ROYAL Ascot was a most enjoyable occasion, and it was marked by a number of riding and training landmarks being reached. A first Royal Ascot winner for Harry Eustace, a graduate of the Irish National Stud Thoroughbred Breeding Management Course, was a highlight for me, and hopefully it was the first of many.
At the other end of the scale, well done to the statistician who came up with the fact that Broome’s win in the Group 2 Hardwicke Stakes marked the 900th win in a group or graded race, under both codes, for Ballydoyle’s maestro, Aidan O’Brien.
It is a remarkable number, and it is a feature of racing at Royal Ascot that they are able to come up with these milestones quite readily.
Even Aidan seemed unaware that he was approaching such a number, and when you narrow his statistics down to Group and Grade 1 races, there is more.
Broome gave Aidan his 50th French Group 1 last year, St Mark’s Basilica registered his 110th here in the Irish Champion Stakes, while Tenebrism’s Cheveley Park win was number 160 in Britain.
When Kyprios gave Ballydoyle its second Group 1 win of 2022, he was the 175th individual winner at that grade saddled by Aidan.

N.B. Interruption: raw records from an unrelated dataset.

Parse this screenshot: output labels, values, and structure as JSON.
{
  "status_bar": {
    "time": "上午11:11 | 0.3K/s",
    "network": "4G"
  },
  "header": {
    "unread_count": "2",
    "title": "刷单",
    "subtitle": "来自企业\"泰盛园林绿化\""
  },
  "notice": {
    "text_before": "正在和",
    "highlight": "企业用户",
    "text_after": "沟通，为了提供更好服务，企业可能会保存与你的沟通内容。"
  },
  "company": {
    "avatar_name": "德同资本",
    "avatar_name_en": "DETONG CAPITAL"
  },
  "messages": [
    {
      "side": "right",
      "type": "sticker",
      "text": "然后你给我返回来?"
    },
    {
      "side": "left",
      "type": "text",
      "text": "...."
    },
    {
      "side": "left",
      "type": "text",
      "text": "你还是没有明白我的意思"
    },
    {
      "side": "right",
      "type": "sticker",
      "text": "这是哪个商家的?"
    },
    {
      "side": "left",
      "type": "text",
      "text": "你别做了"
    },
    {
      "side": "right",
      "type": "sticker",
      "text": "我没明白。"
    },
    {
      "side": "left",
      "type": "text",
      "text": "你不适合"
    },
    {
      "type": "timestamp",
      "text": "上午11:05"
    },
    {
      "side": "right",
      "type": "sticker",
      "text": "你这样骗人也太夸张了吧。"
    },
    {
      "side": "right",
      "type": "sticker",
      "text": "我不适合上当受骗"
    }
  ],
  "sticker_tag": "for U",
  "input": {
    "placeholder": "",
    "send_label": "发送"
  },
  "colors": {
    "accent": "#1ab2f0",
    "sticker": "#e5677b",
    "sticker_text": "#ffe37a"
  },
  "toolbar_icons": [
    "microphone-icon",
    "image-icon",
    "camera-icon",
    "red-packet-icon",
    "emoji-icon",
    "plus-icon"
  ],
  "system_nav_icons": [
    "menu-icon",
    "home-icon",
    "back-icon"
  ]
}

The last 10 wins at Group or Grade 1 level for Ballydoyle have seen Ryan Moore in the plate, and should he and Aidan combine successfully this weekend with Tuesday in the Irish Derby, and Concert Hall in the Pretty Polly Stakes, the rider would be recording his 100th top-level win for Aidan. For comparison, Michael Kinane rode 62 Group 1 winners for Aidan, and Johnny Murtagh did so 48 times.
Aidan O’Brien is chasing his 14th win in the Irish Derby, and his fifth in the Pretty Polly Stakes. You might think that only anoraks are interested in such facts as these, but we are badly served in this area compared to English and international soccer.
As I watch premiership games, there is almost no fact that I cannot find readily, from goals scored, assists made, saves completed by the goalkeepers, the numbers of shots on target, passes made and ground covered.
If you want to know how many group winners a trainer has had, or a jockey has ridden, then you have to get to work and trawl through some records, unless the trainer has such information to hand, and is willing to share it. In an age of computerisation, you would imagine this would be different.